Social media is all about people, and as social role's prominence as a business tool continues to grow, and according to software provider EPiServer, there will soon be substantial growth in the number of people -- 'community managers' -- who are hired to manage social media.
In a survey of 250 senior marketing executives in the UK, EPiServer found that nearly three-quarters of companies are involved with online communities or planned to be within the next 12 months.
As would be expected, much of the activity in this area is taking place on popular third party-owned sites like Facebook, Twitter and LinkedIn.
Launched this week, Adzuna is a social search engine which aggregates job ads from a range of sources, as well as linking with users' Facebook and LinkedIn accounts.
I've been asking co-founder Andrew Hunter about the company, its funding and the challenges involved with building it.
Recruiting great employees can be a significant undertaking, and in some industries, such as technology, many companies are finding it downright difficult.
But according to a survey conducted by Dice.com, there may be a way to find talent, and pass less for it: offer telecommuting.
On May 1 this year, theMediaFlow was a year old and looking toward the next stage of development which includes building the team. I find therefore, I’m rather highly-tuned to any mention of recruitment, job-seeking and job searching within the industry.
When I saw this tweet from Lyndon Antcliff (@Lyndoman) on Monday, I couldn’t help but agree that the CV/resume is dead and think there’s a number of reasons why this is the case.
PeoplePerHour.com, which has been described as an 'eBay for business', is an online marketplace which allows freelancers to advertise for work, and small businesses to outsource work.
I've been talking to founder and CEO Xenios Thrasyvoulou about the business...
TwitterJobSearch is a natural language search engine that reviews all of the tweets about jobs to identify which ones are offers of employment, and lists them on its site.
It was developed by Workdigital Ltd, a vertical search company that also founded both workhound.co.uk. I've been talking to co-founder Bill Fischer about TwitterJobSearch...
The impact of the Great Recession on global workforces has been huge. Around the world, countless employers have been forced to lay off workers, make painful cuts and change the structures of their businesses.

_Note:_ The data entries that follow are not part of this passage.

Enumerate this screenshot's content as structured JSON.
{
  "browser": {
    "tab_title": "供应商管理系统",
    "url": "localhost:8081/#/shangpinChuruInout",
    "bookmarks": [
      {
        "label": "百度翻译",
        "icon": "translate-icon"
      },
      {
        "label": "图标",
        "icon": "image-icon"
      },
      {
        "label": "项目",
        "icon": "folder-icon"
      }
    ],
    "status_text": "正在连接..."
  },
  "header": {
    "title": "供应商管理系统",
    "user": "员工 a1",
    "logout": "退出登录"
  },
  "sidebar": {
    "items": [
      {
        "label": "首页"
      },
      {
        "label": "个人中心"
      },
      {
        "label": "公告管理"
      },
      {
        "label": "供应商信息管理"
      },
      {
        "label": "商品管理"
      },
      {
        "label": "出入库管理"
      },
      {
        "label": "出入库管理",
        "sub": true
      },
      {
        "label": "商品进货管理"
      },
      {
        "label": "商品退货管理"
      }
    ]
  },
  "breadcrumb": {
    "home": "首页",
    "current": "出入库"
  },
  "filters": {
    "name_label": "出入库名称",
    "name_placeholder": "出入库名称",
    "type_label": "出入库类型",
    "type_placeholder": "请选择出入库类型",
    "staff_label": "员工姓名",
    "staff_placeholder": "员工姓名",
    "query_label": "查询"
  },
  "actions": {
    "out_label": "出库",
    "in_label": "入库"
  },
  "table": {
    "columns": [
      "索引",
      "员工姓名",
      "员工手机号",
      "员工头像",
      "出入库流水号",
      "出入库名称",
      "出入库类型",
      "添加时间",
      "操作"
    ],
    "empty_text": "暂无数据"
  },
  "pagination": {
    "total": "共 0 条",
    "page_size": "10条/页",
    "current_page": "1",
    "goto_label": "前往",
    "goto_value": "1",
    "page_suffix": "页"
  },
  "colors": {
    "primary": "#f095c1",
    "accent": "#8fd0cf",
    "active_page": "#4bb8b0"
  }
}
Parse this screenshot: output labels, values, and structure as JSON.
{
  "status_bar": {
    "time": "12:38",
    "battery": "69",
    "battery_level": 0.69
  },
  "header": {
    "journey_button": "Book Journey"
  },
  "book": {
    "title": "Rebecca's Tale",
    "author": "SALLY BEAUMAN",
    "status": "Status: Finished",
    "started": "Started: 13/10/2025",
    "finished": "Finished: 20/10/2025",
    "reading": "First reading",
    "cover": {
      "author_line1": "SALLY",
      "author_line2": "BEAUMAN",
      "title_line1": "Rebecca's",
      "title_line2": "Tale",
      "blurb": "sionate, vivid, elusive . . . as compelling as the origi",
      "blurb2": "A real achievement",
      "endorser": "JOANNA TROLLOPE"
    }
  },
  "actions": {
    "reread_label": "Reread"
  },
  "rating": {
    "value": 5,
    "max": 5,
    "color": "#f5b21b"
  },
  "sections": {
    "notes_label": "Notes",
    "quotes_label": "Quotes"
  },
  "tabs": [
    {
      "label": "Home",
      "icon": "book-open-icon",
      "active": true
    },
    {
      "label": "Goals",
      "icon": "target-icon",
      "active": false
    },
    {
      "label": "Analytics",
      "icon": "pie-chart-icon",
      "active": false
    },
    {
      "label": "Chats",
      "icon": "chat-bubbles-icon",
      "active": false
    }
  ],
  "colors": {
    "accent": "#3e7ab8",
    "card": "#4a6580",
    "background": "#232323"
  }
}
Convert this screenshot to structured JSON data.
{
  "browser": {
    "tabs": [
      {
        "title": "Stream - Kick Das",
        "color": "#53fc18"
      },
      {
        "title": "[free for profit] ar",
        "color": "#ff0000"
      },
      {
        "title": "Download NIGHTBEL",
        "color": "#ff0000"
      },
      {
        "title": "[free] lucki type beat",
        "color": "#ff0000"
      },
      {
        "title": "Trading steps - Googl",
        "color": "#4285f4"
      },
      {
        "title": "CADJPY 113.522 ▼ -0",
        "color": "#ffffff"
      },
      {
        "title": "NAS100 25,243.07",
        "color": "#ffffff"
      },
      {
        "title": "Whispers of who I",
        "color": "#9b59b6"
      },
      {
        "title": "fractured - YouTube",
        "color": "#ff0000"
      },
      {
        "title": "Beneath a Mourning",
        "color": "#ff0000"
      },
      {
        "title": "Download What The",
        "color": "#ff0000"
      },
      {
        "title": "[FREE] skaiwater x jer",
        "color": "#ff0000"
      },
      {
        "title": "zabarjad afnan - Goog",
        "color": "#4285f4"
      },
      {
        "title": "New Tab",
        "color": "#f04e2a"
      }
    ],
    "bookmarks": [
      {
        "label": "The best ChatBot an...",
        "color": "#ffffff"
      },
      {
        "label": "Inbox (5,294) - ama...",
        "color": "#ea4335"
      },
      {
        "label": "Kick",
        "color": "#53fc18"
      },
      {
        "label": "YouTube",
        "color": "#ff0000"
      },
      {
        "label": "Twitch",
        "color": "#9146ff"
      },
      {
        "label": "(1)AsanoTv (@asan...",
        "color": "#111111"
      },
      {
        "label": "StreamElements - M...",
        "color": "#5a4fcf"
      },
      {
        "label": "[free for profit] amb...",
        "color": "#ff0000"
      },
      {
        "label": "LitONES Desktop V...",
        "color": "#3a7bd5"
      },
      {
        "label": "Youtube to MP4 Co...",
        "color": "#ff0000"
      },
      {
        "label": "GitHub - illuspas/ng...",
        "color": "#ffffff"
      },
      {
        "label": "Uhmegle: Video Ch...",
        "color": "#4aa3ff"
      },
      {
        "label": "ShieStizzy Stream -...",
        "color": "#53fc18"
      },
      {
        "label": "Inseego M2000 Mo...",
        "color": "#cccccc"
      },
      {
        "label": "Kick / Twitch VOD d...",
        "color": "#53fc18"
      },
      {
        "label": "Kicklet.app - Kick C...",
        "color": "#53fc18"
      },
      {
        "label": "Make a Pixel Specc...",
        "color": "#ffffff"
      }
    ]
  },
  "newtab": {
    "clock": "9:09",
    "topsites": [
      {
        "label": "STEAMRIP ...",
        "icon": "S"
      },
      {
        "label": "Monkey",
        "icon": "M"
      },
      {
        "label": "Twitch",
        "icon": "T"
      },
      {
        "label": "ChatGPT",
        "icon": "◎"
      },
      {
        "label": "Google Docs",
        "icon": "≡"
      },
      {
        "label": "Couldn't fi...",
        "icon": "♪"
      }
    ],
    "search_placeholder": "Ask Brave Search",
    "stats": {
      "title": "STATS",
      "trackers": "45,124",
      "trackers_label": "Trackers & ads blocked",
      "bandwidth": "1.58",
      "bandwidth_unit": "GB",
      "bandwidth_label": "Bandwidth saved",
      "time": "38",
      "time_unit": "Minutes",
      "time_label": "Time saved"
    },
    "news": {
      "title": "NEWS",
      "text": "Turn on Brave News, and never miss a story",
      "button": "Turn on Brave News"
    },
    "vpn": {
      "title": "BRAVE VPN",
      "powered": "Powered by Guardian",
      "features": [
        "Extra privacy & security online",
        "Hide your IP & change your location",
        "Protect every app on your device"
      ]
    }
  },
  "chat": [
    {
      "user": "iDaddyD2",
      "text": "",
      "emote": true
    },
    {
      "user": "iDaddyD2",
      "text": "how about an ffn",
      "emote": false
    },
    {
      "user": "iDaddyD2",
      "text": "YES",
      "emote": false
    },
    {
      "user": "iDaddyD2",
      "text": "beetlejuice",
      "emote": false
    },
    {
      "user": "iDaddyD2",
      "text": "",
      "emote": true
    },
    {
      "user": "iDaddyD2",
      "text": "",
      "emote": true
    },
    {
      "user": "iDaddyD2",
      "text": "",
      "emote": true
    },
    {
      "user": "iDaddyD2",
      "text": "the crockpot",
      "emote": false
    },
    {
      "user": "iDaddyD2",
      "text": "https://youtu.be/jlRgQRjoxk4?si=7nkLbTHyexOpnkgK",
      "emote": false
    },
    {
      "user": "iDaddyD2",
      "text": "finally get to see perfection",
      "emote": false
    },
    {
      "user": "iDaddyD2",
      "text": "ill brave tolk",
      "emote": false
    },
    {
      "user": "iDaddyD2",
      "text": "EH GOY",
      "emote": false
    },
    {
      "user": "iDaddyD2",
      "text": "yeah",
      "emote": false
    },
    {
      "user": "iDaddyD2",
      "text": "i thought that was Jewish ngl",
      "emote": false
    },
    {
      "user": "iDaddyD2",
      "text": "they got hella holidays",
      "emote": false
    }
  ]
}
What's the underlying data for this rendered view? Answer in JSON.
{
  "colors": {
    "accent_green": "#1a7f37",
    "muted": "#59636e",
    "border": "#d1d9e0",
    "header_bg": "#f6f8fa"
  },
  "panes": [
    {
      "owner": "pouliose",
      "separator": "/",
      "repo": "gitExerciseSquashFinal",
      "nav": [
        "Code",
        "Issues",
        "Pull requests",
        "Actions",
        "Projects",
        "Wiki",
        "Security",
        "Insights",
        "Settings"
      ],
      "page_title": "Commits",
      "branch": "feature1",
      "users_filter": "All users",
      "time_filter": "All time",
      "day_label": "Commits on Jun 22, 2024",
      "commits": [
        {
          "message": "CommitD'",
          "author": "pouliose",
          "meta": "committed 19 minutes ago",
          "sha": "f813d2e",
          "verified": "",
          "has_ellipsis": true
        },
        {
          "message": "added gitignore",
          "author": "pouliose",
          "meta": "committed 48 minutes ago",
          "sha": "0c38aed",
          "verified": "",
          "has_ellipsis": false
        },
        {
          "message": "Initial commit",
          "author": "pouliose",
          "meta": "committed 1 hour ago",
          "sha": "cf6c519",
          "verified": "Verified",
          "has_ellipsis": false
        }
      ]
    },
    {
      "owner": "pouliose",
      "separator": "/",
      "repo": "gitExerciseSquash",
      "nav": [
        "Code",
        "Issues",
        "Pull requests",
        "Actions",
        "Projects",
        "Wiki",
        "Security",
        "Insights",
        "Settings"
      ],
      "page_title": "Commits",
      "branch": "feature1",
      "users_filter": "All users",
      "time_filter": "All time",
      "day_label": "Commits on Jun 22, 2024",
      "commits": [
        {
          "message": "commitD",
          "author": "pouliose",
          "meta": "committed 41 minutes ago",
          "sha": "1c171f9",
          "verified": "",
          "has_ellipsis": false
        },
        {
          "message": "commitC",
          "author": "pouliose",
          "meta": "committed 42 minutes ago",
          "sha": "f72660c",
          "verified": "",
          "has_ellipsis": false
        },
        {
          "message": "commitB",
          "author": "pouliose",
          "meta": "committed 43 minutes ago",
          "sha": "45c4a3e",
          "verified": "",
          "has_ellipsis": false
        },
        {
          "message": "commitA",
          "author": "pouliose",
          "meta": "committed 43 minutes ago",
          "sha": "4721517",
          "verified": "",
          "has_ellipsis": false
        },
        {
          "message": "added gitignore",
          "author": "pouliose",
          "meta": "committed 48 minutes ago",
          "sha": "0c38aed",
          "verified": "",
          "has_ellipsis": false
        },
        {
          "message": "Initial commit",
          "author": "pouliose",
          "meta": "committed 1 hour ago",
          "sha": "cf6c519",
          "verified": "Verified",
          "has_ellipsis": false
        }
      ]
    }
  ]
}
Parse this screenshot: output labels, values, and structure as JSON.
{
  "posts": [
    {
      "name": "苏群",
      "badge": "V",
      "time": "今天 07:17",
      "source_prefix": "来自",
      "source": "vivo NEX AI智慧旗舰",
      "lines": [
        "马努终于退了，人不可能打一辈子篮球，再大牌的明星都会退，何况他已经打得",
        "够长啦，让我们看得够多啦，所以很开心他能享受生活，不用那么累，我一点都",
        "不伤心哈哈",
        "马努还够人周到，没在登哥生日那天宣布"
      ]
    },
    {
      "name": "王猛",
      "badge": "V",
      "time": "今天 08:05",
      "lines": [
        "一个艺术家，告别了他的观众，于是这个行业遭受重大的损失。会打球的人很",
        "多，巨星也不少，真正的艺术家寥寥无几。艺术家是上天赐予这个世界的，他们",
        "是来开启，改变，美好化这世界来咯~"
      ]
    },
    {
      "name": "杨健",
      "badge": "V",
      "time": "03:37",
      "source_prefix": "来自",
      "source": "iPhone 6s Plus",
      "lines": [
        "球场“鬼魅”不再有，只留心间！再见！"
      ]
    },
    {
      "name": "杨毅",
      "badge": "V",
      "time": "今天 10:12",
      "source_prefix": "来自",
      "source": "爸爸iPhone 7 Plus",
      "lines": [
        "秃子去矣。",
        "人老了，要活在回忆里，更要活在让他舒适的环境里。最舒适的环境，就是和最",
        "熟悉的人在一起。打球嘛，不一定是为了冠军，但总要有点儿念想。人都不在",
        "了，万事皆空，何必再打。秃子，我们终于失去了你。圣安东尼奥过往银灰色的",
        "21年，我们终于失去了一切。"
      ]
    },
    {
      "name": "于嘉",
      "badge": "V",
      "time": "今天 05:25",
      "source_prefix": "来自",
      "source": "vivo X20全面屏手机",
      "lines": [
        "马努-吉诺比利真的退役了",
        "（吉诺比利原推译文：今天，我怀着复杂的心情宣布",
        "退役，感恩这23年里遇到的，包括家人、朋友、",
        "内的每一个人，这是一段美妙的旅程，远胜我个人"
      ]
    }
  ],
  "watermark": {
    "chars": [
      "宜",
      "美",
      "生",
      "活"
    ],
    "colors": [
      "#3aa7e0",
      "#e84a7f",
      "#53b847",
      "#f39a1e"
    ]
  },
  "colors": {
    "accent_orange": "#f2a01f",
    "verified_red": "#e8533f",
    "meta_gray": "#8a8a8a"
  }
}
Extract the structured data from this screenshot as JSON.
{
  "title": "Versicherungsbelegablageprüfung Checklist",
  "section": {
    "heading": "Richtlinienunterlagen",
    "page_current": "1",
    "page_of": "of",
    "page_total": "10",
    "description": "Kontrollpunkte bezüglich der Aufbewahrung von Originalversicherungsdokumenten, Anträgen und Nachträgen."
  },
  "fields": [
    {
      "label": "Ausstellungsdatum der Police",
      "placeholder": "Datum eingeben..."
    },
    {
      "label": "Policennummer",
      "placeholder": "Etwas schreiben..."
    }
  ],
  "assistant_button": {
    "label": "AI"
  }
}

The tech industry has not been immune. Stalwarts such as Microsoft, Google and Adobe are among those that have laid off employees and contractors.
Love it or hate it, Twitter is hot. So much so that it received $48m in free media coverage over the past 30 days by one estimate.
But Twitter faces some major challenges and not everything is rosy in Twitterville. A flurry of job listings the company posted over the weekend hints that Twitter is looking to hire the talent it needs to keep the company from falling off the tracks.
If you're an unemployed developer looking to build up your skill set while you sit on the sidelines, Adobe has a deal for you.
If you can vouch for your unemployment, it's offering up a $699 software application absolutely free.
With massive layoffs hitting major companies around the world there's no shortage of people looking for jobs.
But at the same time companies are watching how much they spend and want the most bang for their buck anyway they can get it. That's true when it comes to recruiting too.